• **Assignment**
Search the entries below for the string "JSON" and copy the lines that hold it.

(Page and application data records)
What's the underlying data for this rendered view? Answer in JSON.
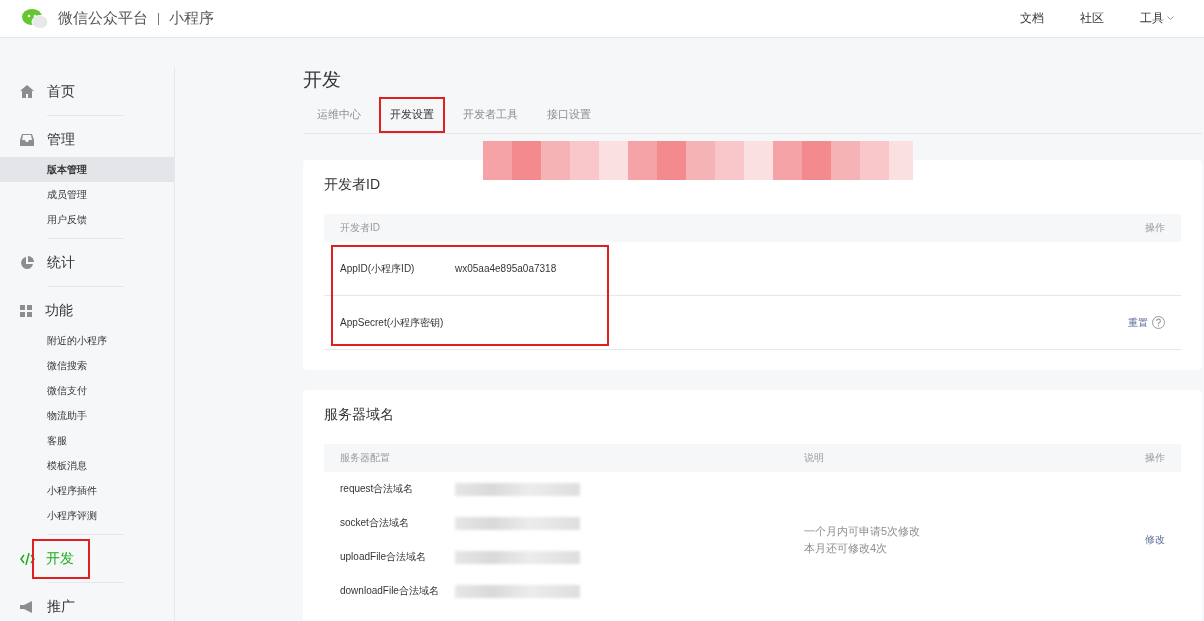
{
  "header": {
    "brand": "微信公众平台",
    "product": "小程序",
    "links": [
      {
        "label": "文档",
        "dropdown": false
      },
      {
        "label": "社区",
        "dropdown": false
      },
      {
        "label": "工具",
        "dropdown": true
      }
    ]
  },
  "sidebar": {
    "sections": [
      {
        "label": "首页",
        "kind": "home",
        "selected": false,
        "highlighted": false
      },
      {
        "label": "管理",
        "kind": "manage",
        "selected": false,
        "highlighted": false,
        "items": [
          {
            "label": "版本管理",
            "selected": true
          },
          {
            "label": "成员管理",
            "selected": false
          },
          {
            "label": "用户反馈",
            "selected": false
          }
        ]
      },
      {
        "label": "统计",
        "kind": "stats",
        "selected": false,
        "highlighted": false
      },
      {
        "label": "功能",
        "kind": "features",
        "selected": false,
        "highlighted": false,
        "items": [
          {
            "label": "附近的小程序",
            "selected": false
          },
          {
            "label": "微信搜索",
            "selected": false
          },
          {
            "label": "微信支付",
            "selected": false
          },
          {
            "label": "物流助手",
            "selected": false
          },
          {
            "label": "客服",
            "selected": false
          },
          {
            "label": "模板消息",
            "selected": false
          },
          {
            "label": "小程序插件",
            "selected": false
          },
          {
            "label": "小程序评测",
            "selected": false
          }
        ]
      },
      {
        "label": "开发",
        "kind": "develop",
        "selected": true,
        "highlighted": true
      },
      {
        "label": "推广",
        "kind": "promote",
        "selected": false,
        "highlighted": false
      }
    ]
  },
  "page": {
    "title": "开发",
    "tabs": [
      {
        "label": "运维中心",
        "selected": false,
        "highlighted": false
      },
      {
        "label": "开发设置",
        "selected": true,
        "highlighted": true
      },
      {
        "label": "开发者工具",
        "selected": false,
        "highlighted": false
      },
      {
        "label": "接口设置",
        "selected": false,
        "highlighted": false
      }
    ],
    "redacted_banner": true
  },
  "developer_id": {
    "title": "开发者ID",
    "columns": [
      "开发者ID",
      "操作"
    ],
    "highlighted": true,
    "rows": [
      {
        "label": "AppID(小程序ID)",
        "value": "wx05aa4e895a0a7318"
      },
      {
        "label": "AppSecret(小程序密钥)",
        "action": "重置",
        "help": true
      }
    ]
  },
  "server_domain": {
    "title": "服务器域名",
    "columns": [
      "服务器配置",
      "说明",
      "操作"
    ],
    "rows": [
      {
        "label": "request合法域名",
        "redacted": true
      },
      {
        "label": "socket合法域名",
        "redacted": true
      },
      {
        "label": "uploadFile合法域名",
        "redacted": true
      },
      {
        "label": "downloadFile合法域名",
        "redacted": true
      }
    ],
    "notes": [
      "一个月内可申请5次修改",
      "本月还可修改4次"
    ],
    "action": "修改"
  }
}
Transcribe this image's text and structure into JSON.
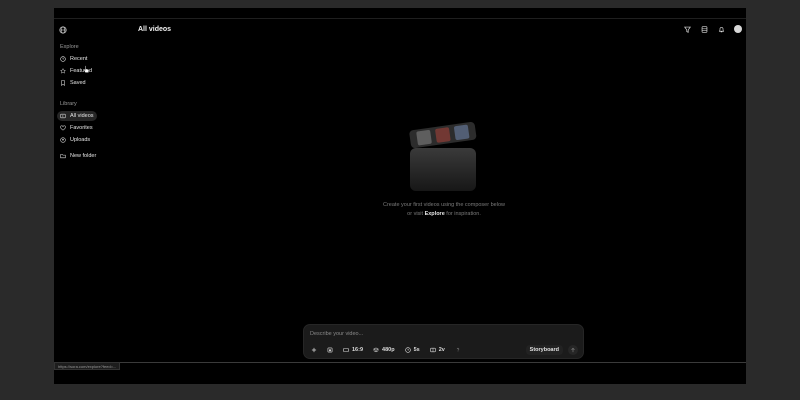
{
  "header": {
    "title": "All videos"
  },
  "sidebar": {
    "sections": [
      {
        "label": "Explore",
        "items": [
          {
            "label": "Recent",
            "icon": "clock-icon"
          },
          {
            "label": "Featured",
            "icon": "star-icon"
          },
          {
            "label": "Saved",
            "icon": "bookmark-icon"
          }
        ]
      },
      {
        "label": "Library",
        "items": [
          {
            "label": "All videos",
            "icon": "video-library-icon",
            "active": true
          },
          {
            "label": "Favorites",
            "icon": "heart-icon"
          },
          {
            "label": "Uploads",
            "icon": "upload-icon"
          }
        ]
      }
    ],
    "new_folder": "New folder"
  },
  "empty_state": {
    "line1": "Create your first videos using the composer below",
    "line2_prefix": "or visit",
    "line2_link": "Explore",
    "line2_suffix": "for inspiration."
  },
  "composer": {
    "placeholder": "Describe your video...",
    "aspect": "16:9",
    "resolution": "480p",
    "duration": "5s",
    "variations": "2v",
    "storyboard_label": "Storyboard"
  },
  "status_bar": {
    "url": "https://sora.com/explore?feed=..."
  },
  "colors": {
    "background": "#000000",
    "panel": "#1b1b1b",
    "text": "#e8e8e8"
  }
}
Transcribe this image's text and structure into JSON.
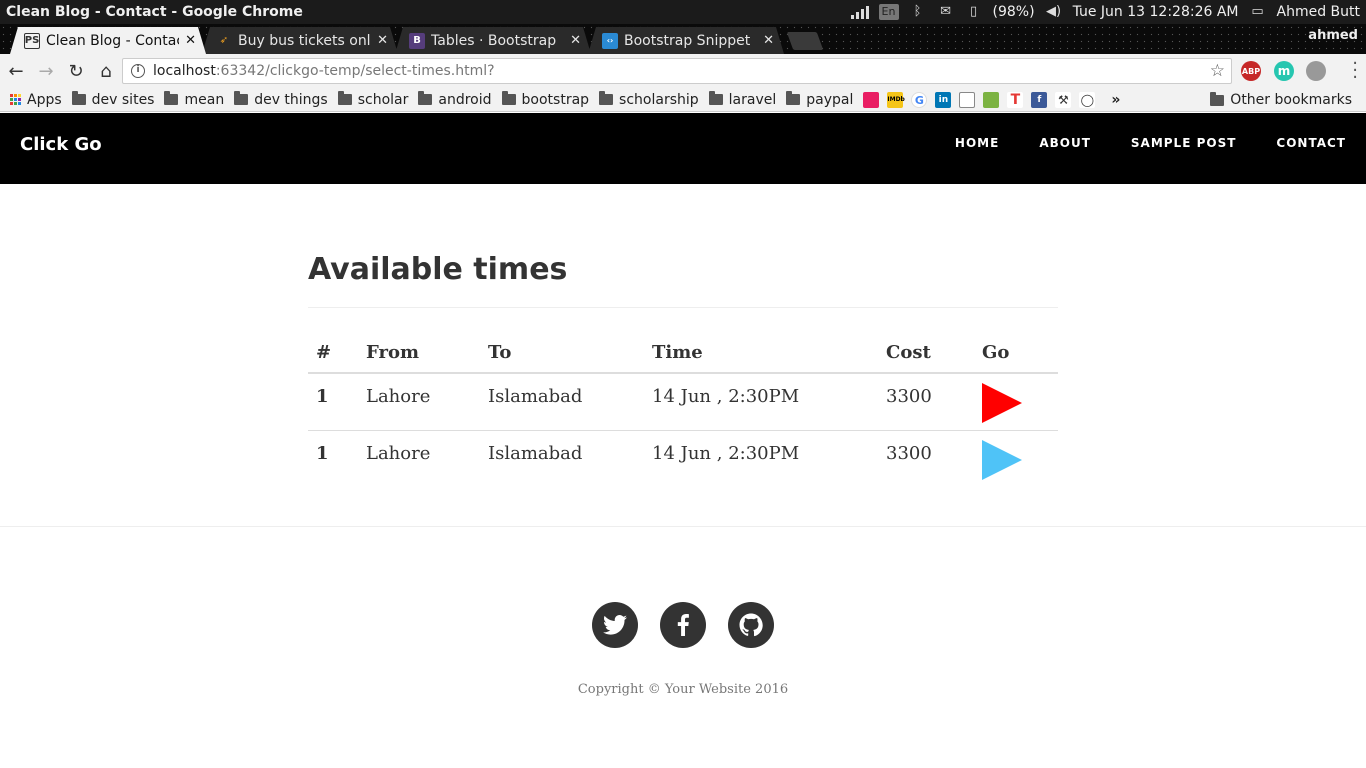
{
  "os": {
    "window_title": "Clean Blog - Contact - Google Chrome",
    "keyboard": "En",
    "battery": "(98%)",
    "datetime": "Tue Jun 13 12:28:26 AM",
    "user": "Ahmed Butt"
  },
  "browser": {
    "profile": "ahmed",
    "tabs": [
      {
        "label": "Clean Blog - Contac",
        "icon": "phpstorm-icon"
      },
      {
        "label": "Buy bus tickets onli",
        "icon": "bus-icon"
      },
      {
        "label": "Tables · Bootstrap",
        "icon": "bootstrap-icon"
      },
      {
        "label": "Bootstrap Snippet",
        "icon": "snippet-icon"
      }
    ],
    "url_host": "localhost",
    "url_rest": ":63342/clickgo-temp/select-times.html?",
    "extensions": [
      "ABP",
      "m"
    ]
  },
  "bookmarks": {
    "apps": "Apps",
    "folders": [
      "dev sites",
      "mean",
      "dev things",
      "scholar",
      "android",
      "bootstrap",
      "scholarship",
      "laravel",
      "paypal"
    ],
    "more": "»",
    "other": "Other bookmarks"
  },
  "site": {
    "brand": "Click Go",
    "nav": [
      "HOME",
      "ABOUT",
      "SAMPLE POST",
      "CONTACT"
    ],
    "heading": "Available times",
    "table": {
      "headers": [
        "#",
        "From",
        "To",
        "Time",
        "Cost",
        "Go"
      ],
      "rows": [
        {
          "num": "1",
          "from": "Lahore",
          "to": "Islamabad",
          "time": "14 Jun , 2:30PM",
          "cost": "3300",
          "go_color": "#ff0000"
        },
        {
          "num": "1",
          "from": "Lahore",
          "to": "Islamabad",
          "time": "14 Jun , 2:30PM",
          "cost": "3300",
          "go_color": "#4fc3f7"
        }
      ]
    },
    "footer": {
      "social": [
        "twitter-icon",
        "facebook-icon",
        "github-icon"
      ],
      "copyright": "Copyright © Your Website 2016"
    }
  }
}
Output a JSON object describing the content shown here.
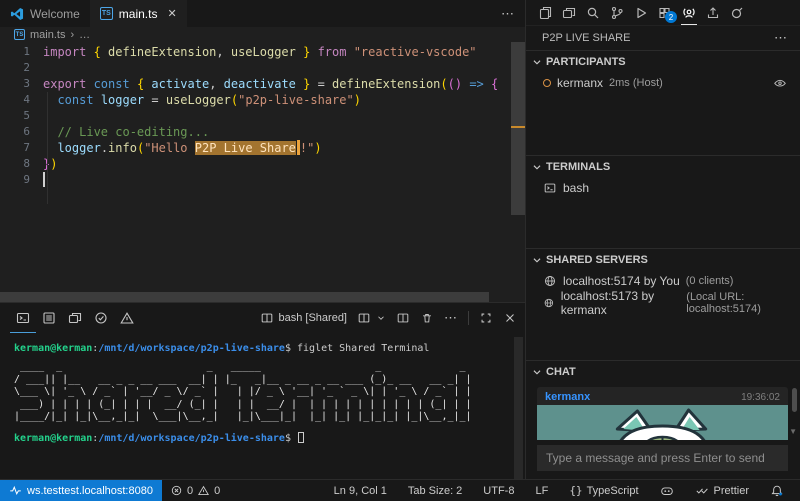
{
  "colors": {
    "background": "#1f1f1f",
    "chrome": "#181818",
    "accent_blue": "#0078d4",
    "remote_cursor_orange": "#eba33c",
    "selection_tan": "#a3742f",
    "participant_ring_orange": "#d89145",
    "terminal_green": "#23d18b",
    "terminal_blue": "#3b8eea",
    "chat_username_blue": "#3794ff",
    "chat_image_teal": "#5e918d"
  },
  "icons": {
    "more": "⋯",
    "close": "✕",
    "breadcrumb_sep": "›",
    "breadcrumb_more": "…",
    "scroll_down_arrow": "▼"
  },
  "tabbar": {
    "tabs": [
      {
        "label": "Welcome"
      },
      {
        "label": "main.ts",
        "active": true
      }
    ],
    "ts_badge": "TS"
  },
  "breadcrumb": {
    "file": "main.ts"
  },
  "editor": {
    "lines": [
      {
        "num": "1",
        "tokens": [
          [
            "kw",
            "import "
          ],
          [
            "b1",
            "{ "
          ],
          [
            "fn",
            "defineExtension"
          ],
          [
            "tx",
            ", "
          ],
          [
            "fn",
            "useLogger"
          ],
          [
            "b1",
            " } "
          ],
          [
            "kw",
            "from "
          ],
          [
            "st",
            "\"reactive-vscode\""
          ]
        ]
      },
      {
        "num": "2",
        "tokens": []
      },
      {
        "num": "3",
        "tokens": [
          [
            "kw",
            "export "
          ],
          [
            "kwb",
            "const "
          ],
          [
            "b1",
            "{ "
          ],
          [
            "vr",
            "activate"
          ],
          [
            "tx",
            ", "
          ],
          [
            "vr",
            "deactivate"
          ],
          [
            "b1",
            " } "
          ],
          [
            "tx",
            "= "
          ],
          [
            "fn",
            "defineExtension"
          ],
          [
            "b1",
            "("
          ],
          [
            "b2",
            "()"
          ],
          [
            "kwb",
            " => "
          ],
          [
            "b2",
            "{"
          ]
        ]
      },
      {
        "num": "4",
        "tokens": [
          [
            "tx",
            "  "
          ],
          [
            "kwb",
            "const "
          ],
          [
            "vr",
            "logger"
          ],
          [
            "tx",
            " = "
          ],
          [
            "fn",
            "useLogger"
          ],
          [
            "b1",
            "("
          ],
          [
            "st",
            "\"p2p-live-share\""
          ],
          [
            "b1",
            ")"
          ]
        ]
      },
      {
        "num": "5",
        "tokens": []
      },
      {
        "num": "6",
        "tokens": [
          [
            "tx",
            "  "
          ],
          [
            "cm",
            "// Live co-editing..."
          ]
        ]
      },
      {
        "num": "7",
        "tokens": [
          [
            "tx",
            "  "
          ],
          [
            "vr",
            "logger"
          ],
          [
            "tx",
            "."
          ],
          [
            "fn",
            "info"
          ],
          [
            "b1",
            "("
          ],
          [
            "st",
            "\"Hello "
          ],
          [
            "sel",
            "P2P Live Share"
          ],
          [
            "rc",
            ""
          ],
          [
            "st",
            "!\""
          ],
          [
            "b1",
            ")"
          ]
        ]
      },
      {
        "num": "8",
        "tokens": [
          [
            "b2",
            "}"
          ],
          [
            "b1",
            ")"
          ]
        ]
      },
      {
        "num": "9",
        "tokens": [
          [
            "caret",
            ""
          ]
        ]
      }
    ]
  },
  "panel": {
    "terminal_tab": "bash [Shared]",
    "prompt_user": "kerman@kerman",
    "prompt_sep": ":",
    "prompt_path": "/mnt/d/workspace/p2p-live-share",
    "prompt_cmd": "$ figlet Shared Terminal",
    "prompt2_cmd": "$ ",
    "figlet": " ____  _                        _   _____                   _             _ \n/ ___|| |__   __ _ _ __ ___  __| | |_   _|__ _ __ _ __ ___ (_)_ __   __ _| |\n\\___ \\| '_ \\ / _` | '__/ _ \\/ _` |   | |/ _ \\ '__| '_ ` _ \\| | '_ \\ / _` | |\n ___) | | | | (_| | | |  __/ (_| |   | |  __/ |  | | | | | | | | | | (_| | |\n|____/|_| |_|\\__,_|_|  \\___|\\__,_|   |_|\\___|_|  |_| |_| |_|_|_| |_|\\__,_|_|"
  },
  "sidebar": {
    "panel_title": "P2P LIVE SHARE",
    "participants": {
      "title": "PARTICIPANTS",
      "user": "kermanx",
      "meta": "2ms (Host)"
    },
    "terminals": {
      "title": "TERMINALS",
      "item": "bash"
    },
    "servers": {
      "title": "SHARED SERVERS",
      "rows": [
        {
          "label": "localhost:5174 by You",
          "meta": "(0 clients)"
        },
        {
          "label": "localhost:5173 by kermanx",
          "meta": "(Local URL: localhost:5174)"
        }
      ]
    },
    "chat": {
      "title": "CHAT",
      "message": {
        "author": "kermanx",
        "time": "19:36:02"
      },
      "input_placeholder": "Type a message and press Enter to send"
    },
    "extensions_badge": "2"
  },
  "statusbar": {
    "remote": "ws.testtest.localhost:8080",
    "errors": "0",
    "warnings": "0",
    "cursor": "Ln 9, Col 1",
    "tabsize": "Tab Size: 2",
    "encoding": "UTF-8",
    "eol": "LF",
    "language": "TypeScript",
    "formatter": "Prettier"
  }
}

• **Exercise solution**
What's the underlying data for this rendered view? Answer in JSON.
Transcribe this image's text and structure into JSON.
Transcribe this image's text and structure into JSON.
Output a JSON object describing the content shown here.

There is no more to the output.